### TRY IT:
Find and copy the lines in the records beneath this task that contain the word "calories".

### DATA RECORDS:
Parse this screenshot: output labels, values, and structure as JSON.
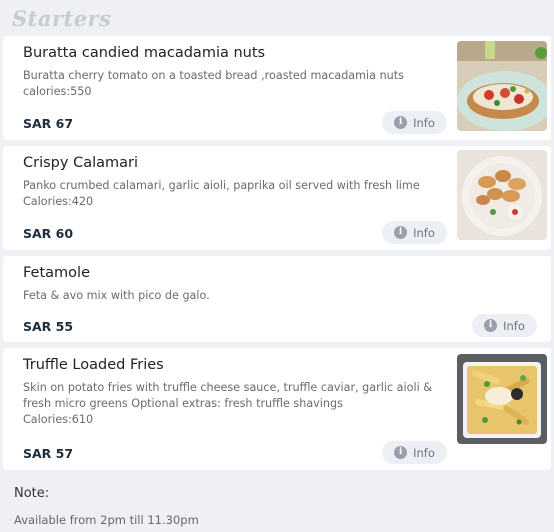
{
  "section": {
    "title": "Starters"
  },
  "items": [
    {
      "name": "Buratta candied macadamia nuts",
      "description": "Buratta cherry tomato on a toasted bread ,roasted macadamia nuts",
      "calories": "calories:550",
      "price": "SAR 67",
      "info_label": "Info",
      "image_icon": "buratta-toast-photo"
    },
    {
      "name": "Crispy Calamari",
      "description": "Panko crumbed calamari, garlic aioli, paprika oil served with fresh lime",
      "calories": "Calories:420",
      "price": "SAR 60",
      "info_label": "Info",
      "image_icon": "calamari-bowl-photo"
    },
    {
      "name": "Fetamole",
      "description": "Feta & avo mix with pico de galo.",
      "price": "SAR 55",
      "info_label": "Info"
    },
    {
      "name": "Truffle Loaded Fries",
      "description": "Skin on potato fries with truffle cheese sauce, truffle caviar, garlic aioli & fresh micro greens Optional extras: fresh truffle shavings",
      "calories": "Calories:610",
      "price": "SAR 57",
      "info_label": "Info",
      "image_icon": "truffle-fries-photo"
    }
  ],
  "note": {
    "label": "Note:",
    "text": "Available from 2pm till 11.30pm"
  },
  "colors": {
    "background": "#eef0f3",
    "card": "#ffffff",
    "price": "#1f2d3d",
    "info_button": "#eceff3",
    "section_title": "#c7ccd3"
  }
}
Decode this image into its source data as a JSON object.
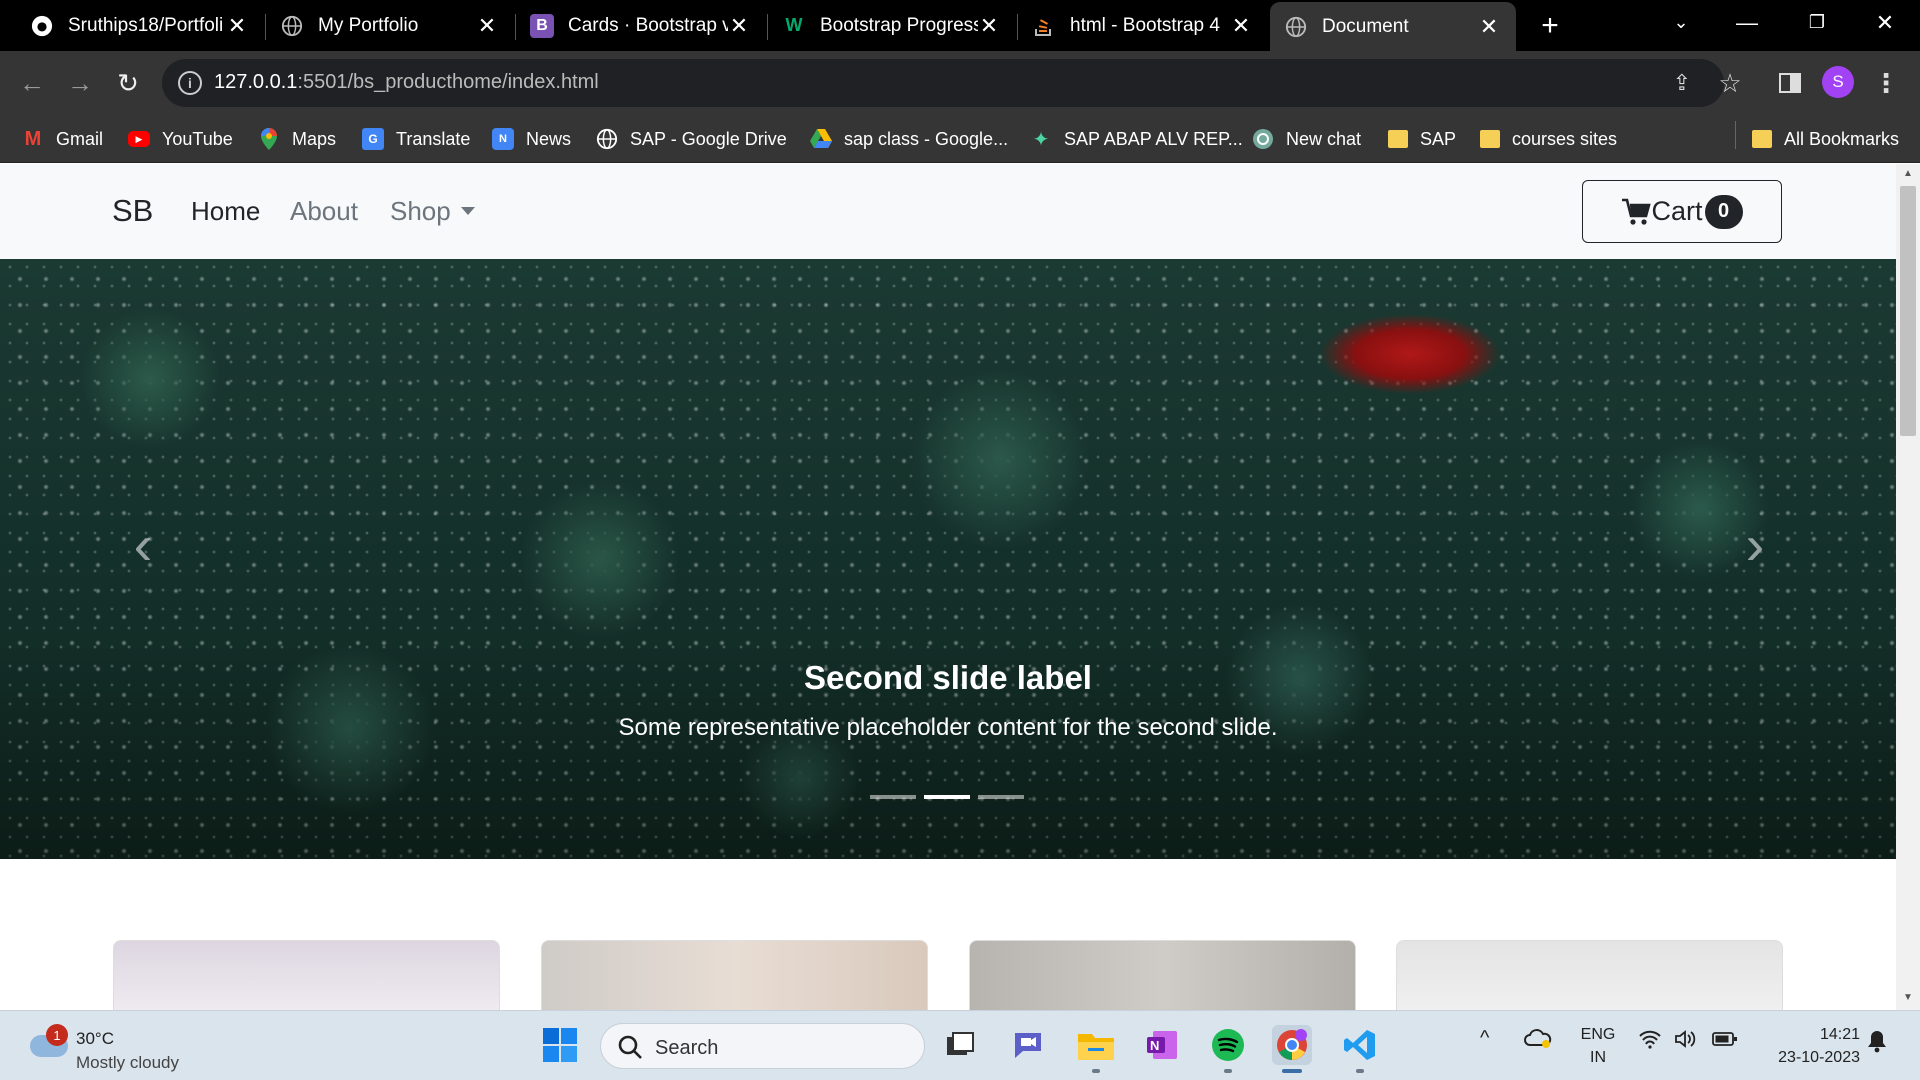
{
  "browser": {
    "tabs": [
      {
        "label": "Sruthips18/Portfoli",
        "icon": "github-icon"
      },
      {
        "label": "My Portfolio",
        "icon": "globe-icon"
      },
      {
        "label": "Cards · Bootstrap v",
        "icon": "bootstrap-icon"
      },
      {
        "label": "Bootstrap Progress",
        "icon": "w3schools-icon"
      },
      {
        "label": "html - Bootstrap 4",
        "icon": "stackoverflow-icon"
      },
      {
        "label": "Document",
        "icon": "globe-icon",
        "active": true
      }
    ],
    "url_host": "127.0.0.1",
    "url_path": ":5501/bs_producthome/index.html",
    "profile_initial": "S",
    "bookmarks": [
      {
        "label": "Gmail",
        "icon": "gmail-icon"
      },
      {
        "label": "YouTube",
        "icon": "youtube-icon"
      },
      {
        "label": "Maps",
        "icon": "maps-icon"
      },
      {
        "label": "Translate",
        "icon": "translate-icon"
      },
      {
        "label": "News",
        "icon": "news-icon"
      },
      {
        "label": "SAP - Google Drive",
        "icon": "globe-icon"
      },
      {
        "label": "sap class - Google...",
        "icon": "drive-icon"
      },
      {
        "label": "SAP ABAP ALV REP...",
        "icon": "sparkle-icon"
      },
      {
        "label": "New chat",
        "icon": "openai-icon"
      },
      {
        "label": "SAP",
        "icon": "folder-icon"
      },
      {
        "label": "courses sites",
        "icon": "folder-icon"
      }
    ],
    "all_bookmarks": "All Bookmarks"
  },
  "site": {
    "brand": "SB",
    "nav": {
      "home": "Home",
      "about": "About",
      "shop": "Shop"
    },
    "cart_label": "Cart",
    "cart_count": "0",
    "carousel": {
      "title": "Second slide label",
      "text": "Some representative placeholder content for the second slide.",
      "slides_total": 3,
      "active_index": 1
    }
  },
  "taskbar": {
    "weather_temp": "30°C",
    "weather_desc": "Mostly cloudy",
    "weather_badge": "1",
    "search_placeholder": "Search",
    "lang_line1": "ENG",
    "lang_line2": "IN",
    "time": "14:21",
    "date": "23-10-2023"
  },
  "colors": {
    "accent": "#a142f4",
    "brand_dark": "#212529"
  }
}
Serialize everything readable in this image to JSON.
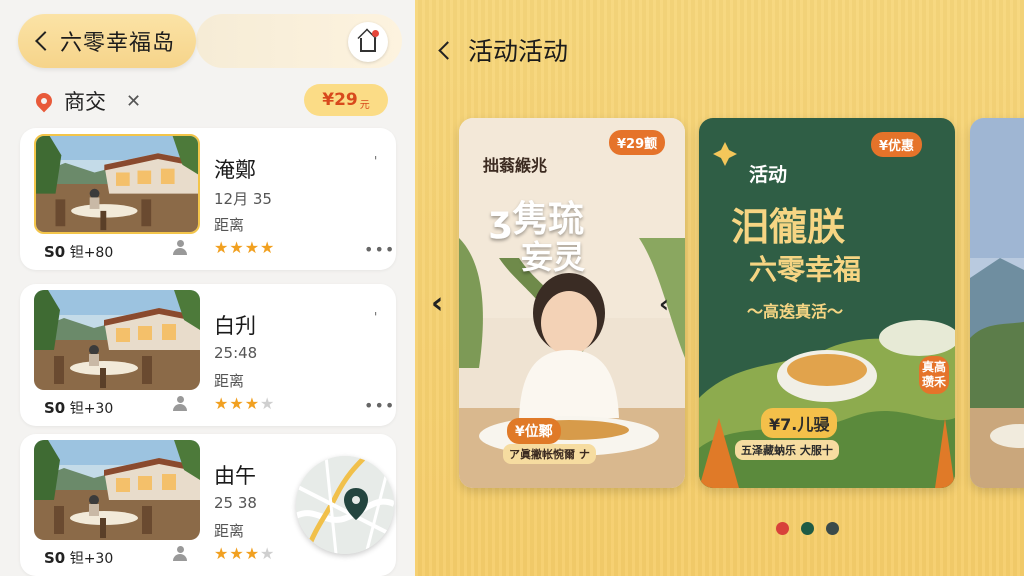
{
  "left": {
    "title": "六零幸福岛",
    "location": "商交",
    "location_close": "✕",
    "price": "¥29",
    "price_unit": "元",
    "cards": [
      {
        "name": "淹鄭",
        "date": "12月 35",
        "dist": "距离",
        "meta_prefix": "S0",
        "meta": " 钽+80",
        "stars": 4,
        "more": "•••",
        "tick": "'"
      },
      {
        "name": "白刋",
        "date": "25:48",
        "dist": "距离",
        "meta_prefix": "S0",
        "meta": " 钽+30",
        "stars": 3,
        "more": "•••",
        "tick": "'"
      },
      {
        "name": "由午",
        "date": "25 38",
        "dist": "距离",
        "meta_prefix": "S0",
        "meta": " 钽+30",
        "stars": 3
      }
    ]
  },
  "right": {
    "title": "活动活动",
    "poster1": {
      "tag": "¥29颤",
      "line1": "拙蓊緱兆",
      "line2": "ʒ隽琉",
      "line3": "妄灵",
      "plate_tag": "¥位鄹",
      "plate_text": "ア眞撇帐惋爾 ナ"
    },
    "poster2": {
      "tag": "¥优惠",
      "line1": "活动",
      "line2": "汨徿朕",
      "line3": "六零幸福",
      "line4": "～高逘真活～",
      "price": "¥7.儿骎",
      "bottom": "五泽藏蚋乐 大服十",
      "side": "真高瓒禾"
    },
    "carousel_dots": [
      "#d8413a",
      "#1f5b45",
      "#3a4a4a"
    ],
    "colors": {
      "accent": "#e5732a",
      "dark_green": "#2f5e45"
    }
  }
}
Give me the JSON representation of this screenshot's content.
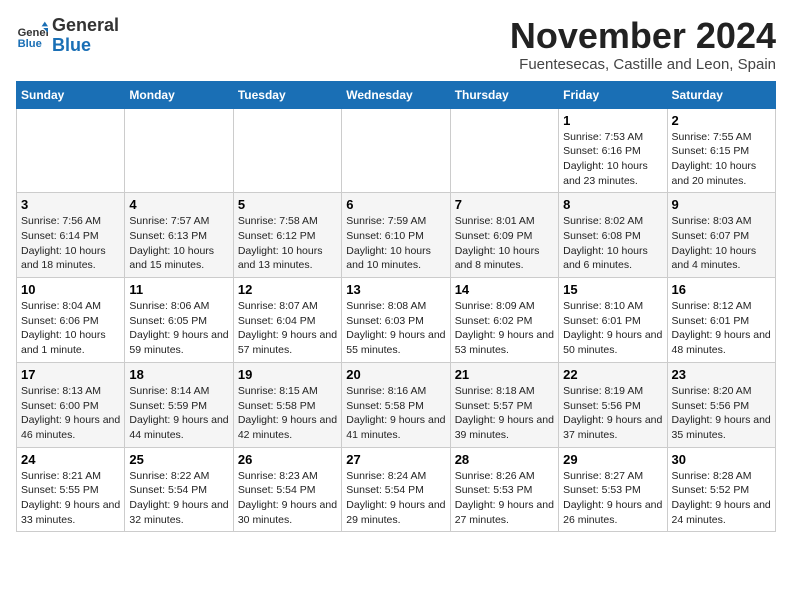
{
  "logo": {
    "general": "General",
    "blue": "Blue"
  },
  "title": "November 2024",
  "location": "Fuentesecas, Castille and Leon, Spain",
  "days_header": [
    "Sunday",
    "Monday",
    "Tuesday",
    "Wednesday",
    "Thursday",
    "Friday",
    "Saturday"
  ],
  "weeks": [
    [
      {
        "num": "",
        "info": ""
      },
      {
        "num": "",
        "info": ""
      },
      {
        "num": "",
        "info": ""
      },
      {
        "num": "",
        "info": ""
      },
      {
        "num": "",
        "info": ""
      },
      {
        "num": "1",
        "info": "Sunrise: 7:53 AM\nSunset: 6:16 PM\nDaylight: 10 hours and 23 minutes."
      },
      {
        "num": "2",
        "info": "Sunrise: 7:55 AM\nSunset: 6:15 PM\nDaylight: 10 hours and 20 minutes."
      }
    ],
    [
      {
        "num": "3",
        "info": "Sunrise: 7:56 AM\nSunset: 6:14 PM\nDaylight: 10 hours and 18 minutes."
      },
      {
        "num": "4",
        "info": "Sunrise: 7:57 AM\nSunset: 6:13 PM\nDaylight: 10 hours and 15 minutes."
      },
      {
        "num": "5",
        "info": "Sunrise: 7:58 AM\nSunset: 6:12 PM\nDaylight: 10 hours and 13 minutes."
      },
      {
        "num": "6",
        "info": "Sunrise: 7:59 AM\nSunset: 6:10 PM\nDaylight: 10 hours and 10 minutes."
      },
      {
        "num": "7",
        "info": "Sunrise: 8:01 AM\nSunset: 6:09 PM\nDaylight: 10 hours and 8 minutes."
      },
      {
        "num": "8",
        "info": "Sunrise: 8:02 AM\nSunset: 6:08 PM\nDaylight: 10 hours and 6 minutes."
      },
      {
        "num": "9",
        "info": "Sunrise: 8:03 AM\nSunset: 6:07 PM\nDaylight: 10 hours and 4 minutes."
      }
    ],
    [
      {
        "num": "10",
        "info": "Sunrise: 8:04 AM\nSunset: 6:06 PM\nDaylight: 10 hours and 1 minute."
      },
      {
        "num": "11",
        "info": "Sunrise: 8:06 AM\nSunset: 6:05 PM\nDaylight: 9 hours and 59 minutes."
      },
      {
        "num": "12",
        "info": "Sunrise: 8:07 AM\nSunset: 6:04 PM\nDaylight: 9 hours and 57 minutes."
      },
      {
        "num": "13",
        "info": "Sunrise: 8:08 AM\nSunset: 6:03 PM\nDaylight: 9 hours and 55 minutes."
      },
      {
        "num": "14",
        "info": "Sunrise: 8:09 AM\nSunset: 6:02 PM\nDaylight: 9 hours and 53 minutes."
      },
      {
        "num": "15",
        "info": "Sunrise: 8:10 AM\nSunset: 6:01 PM\nDaylight: 9 hours and 50 minutes."
      },
      {
        "num": "16",
        "info": "Sunrise: 8:12 AM\nSunset: 6:01 PM\nDaylight: 9 hours and 48 minutes."
      }
    ],
    [
      {
        "num": "17",
        "info": "Sunrise: 8:13 AM\nSunset: 6:00 PM\nDaylight: 9 hours and 46 minutes."
      },
      {
        "num": "18",
        "info": "Sunrise: 8:14 AM\nSunset: 5:59 PM\nDaylight: 9 hours and 44 minutes."
      },
      {
        "num": "19",
        "info": "Sunrise: 8:15 AM\nSunset: 5:58 PM\nDaylight: 9 hours and 42 minutes."
      },
      {
        "num": "20",
        "info": "Sunrise: 8:16 AM\nSunset: 5:58 PM\nDaylight: 9 hours and 41 minutes."
      },
      {
        "num": "21",
        "info": "Sunrise: 8:18 AM\nSunset: 5:57 PM\nDaylight: 9 hours and 39 minutes."
      },
      {
        "num": "22",
        "info": "Sunrise: 8:19 AM\nSunset: 5:56 PM\nDaylight: 9 hours and 37 minutes."
      },
      {
        "num": "23",
        "info": "Sunrise: 8:20 AM\nSunset: 5:56 PM\nDaylight: 9 hours and 35 minutes."
      }
    ],
    [
      {
        "num": "24",
        "info": "Sunrise: 8:21 AM\nSunset: 5:55 PM\nDaylight: 9 hours and 33 minutes."
      },
      {
        "num": "25",
        "info": "Sunrise: 8:22 AM\nSunset: 5:54 PM\nDaylight: 9 hours and 32 minutes."
      },
      {
        "num": "26",
        "info": "Sunrise: 8:23 AM\nSunset: 5:54 PM\nDaylight: 9 hours and 30 minutes."
      },
      {
        "num": "27",
        "info": "Sunrise: 8:24 AM\nSunset: 5:54 PM\nDaylight: 9 hours and 29 minutes."
      },
      {
        "num": "28",
        "info": "Sunrise: 8:26 AM\nSunset: 5:53 PM\nDaylight: 9 hours and 27 minutes."
      },
      {
        "num": "29",
        "info": "Sunrise: 8:27 AM\nSunset: 5:53 PM\nDaylight: 9 hours and 26 minutes."
      },
      {
        "num": "30",
        "info": "Sunrise: 8:28 AM\nSunset: 5:52 PM\nDaylight: 9 hours and 24 minutes."
      }
    ]
  ]
}
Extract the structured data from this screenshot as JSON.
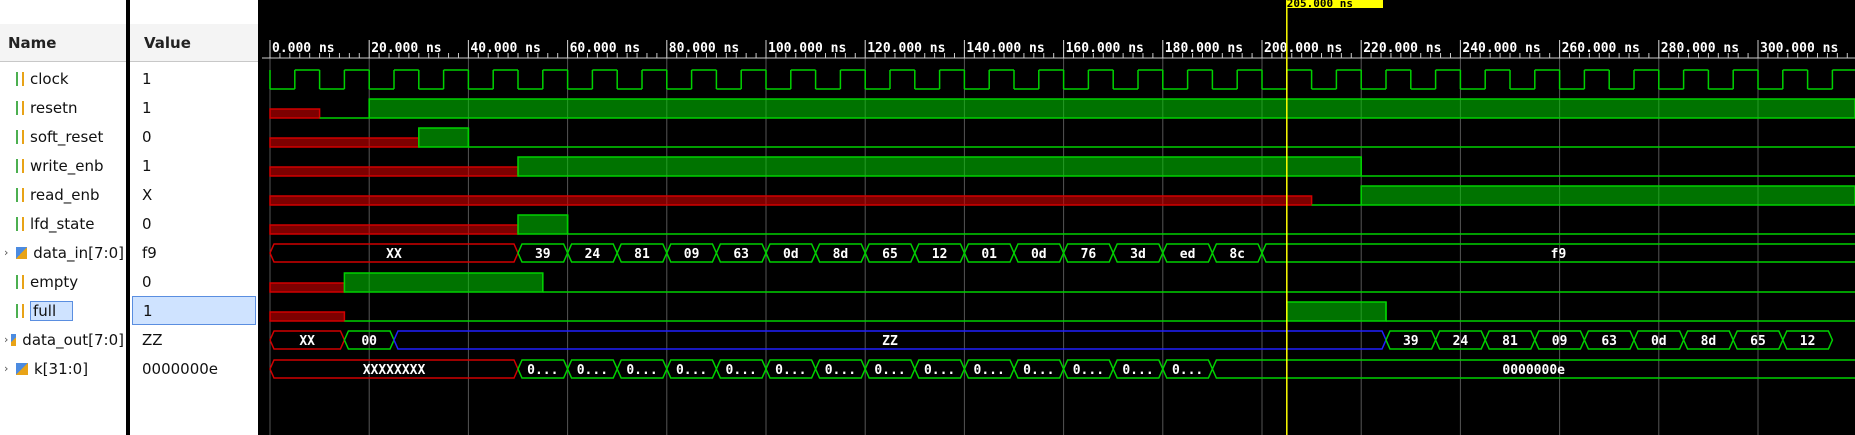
{
  "columns": {
    "name": "Name",
    "value": "Value"
  },
  "cursor": {
    "label": "205.000 ns"
  },
  "colors": {
    "wave_green": "#00d100",
    "wave_red": "#d10000",
    "bus_blue": "#2020ff",
    "cursor": "#ffff00",
    "grid": "#555555"
  },
  "timeline": {
    "ticks": [
      "0.000 ns",
      "20.000 ns",
      "40.000 ns",
      "60.000 ns",
      "80.000 ns",
      "100.000 ns",
      "120.000 ns",
      "140.000 ns",
      "160.000 ns",
      "180.000 ns",
      "200.000 ns",
      "220.000 ns",
      "240.000 ns",
      "260.000 ns",
      "280.000 ns",
      "300.000 ns"
    ]
  },
  "signals": [
    {
      "name": "clock",
      "value": "1",
      "type": "bit",
      "icon": "signal-icon"
    },
    {
      "name": "resetn",
      "value": "1",
      "type": "bit",
      "icon": "signal-icon"
    },
    {
      "name": "soft_reset",
      "value": "0",
      "type": "bit",
      "icon": "signal-icon"
    },
    {
      "name": "write_enb",
      "value": "1",
      "type": "bit",
      "icon": "signal-icon"
    },
    {
      "name": "read_enb",
      "value": "X",
      "type": "bit",
      "icon": "signal-icon"
    },
    {
      "name": "lfd_state",
      "value": "0",
      "type": "bit",
      "icon": "signal-icon"
    },
    {
      "name": "data_in[7:0]",
      "value": "f9",
      "type": "bus",
      "icon": "bus-icon",
      "expandable": true,
      "segments": [
        "XX",
        "39",
        "24",
        "81",
        "09",
        "63",
        "0d",
        "8d",
        "65",
        "12",
        "01",
        "0d",
        "76",
        "3d",
        "ed",
        "8c",
        "f9"
      ]
    },
    {
      "name": "empty",
      "value": "0",
      "type": "bit",
      "icon": "signal-icon"
    },
    {
      "name": "full",
      "value": "1",
      "type": "bit",
      "icon": "signal-icon",
      "selected": true
    },
    {
      "name": "data_out[7:0]",
      "value": "ZZ",
      "type": "bus",
      "icon": "bus-icon",
      "expandable": true,
      "segments": [
        "XX",
        "00",
        "ZZ",
        "39",
        "24",
        "81",
        "09",
        "63",
        "0d",
        "8d",
        "65",
        "12"
      ]
    },
    {
      "name": "k[31:0]",
      "value": "0000000e",
      "type": "bus",
      "icon": "bus-icon",
      "expandable": true,
      "segments": [
        "XXXXXXXX",
        "0...",
        "0...",
        "0...",
        "0...",
        "0...",
        "0...",
        "0...",
        "0...",
        "0...",
        "0...",
        "0...",
        "0...",
        "0...",
        "0...",
        "0000000e"
      ]
    }
  ]
}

### OUTPUT OF THE EXERCISE:
      "calories": "calories:550",
      "calories": "Calories:420",
      "calories": "Calories:610",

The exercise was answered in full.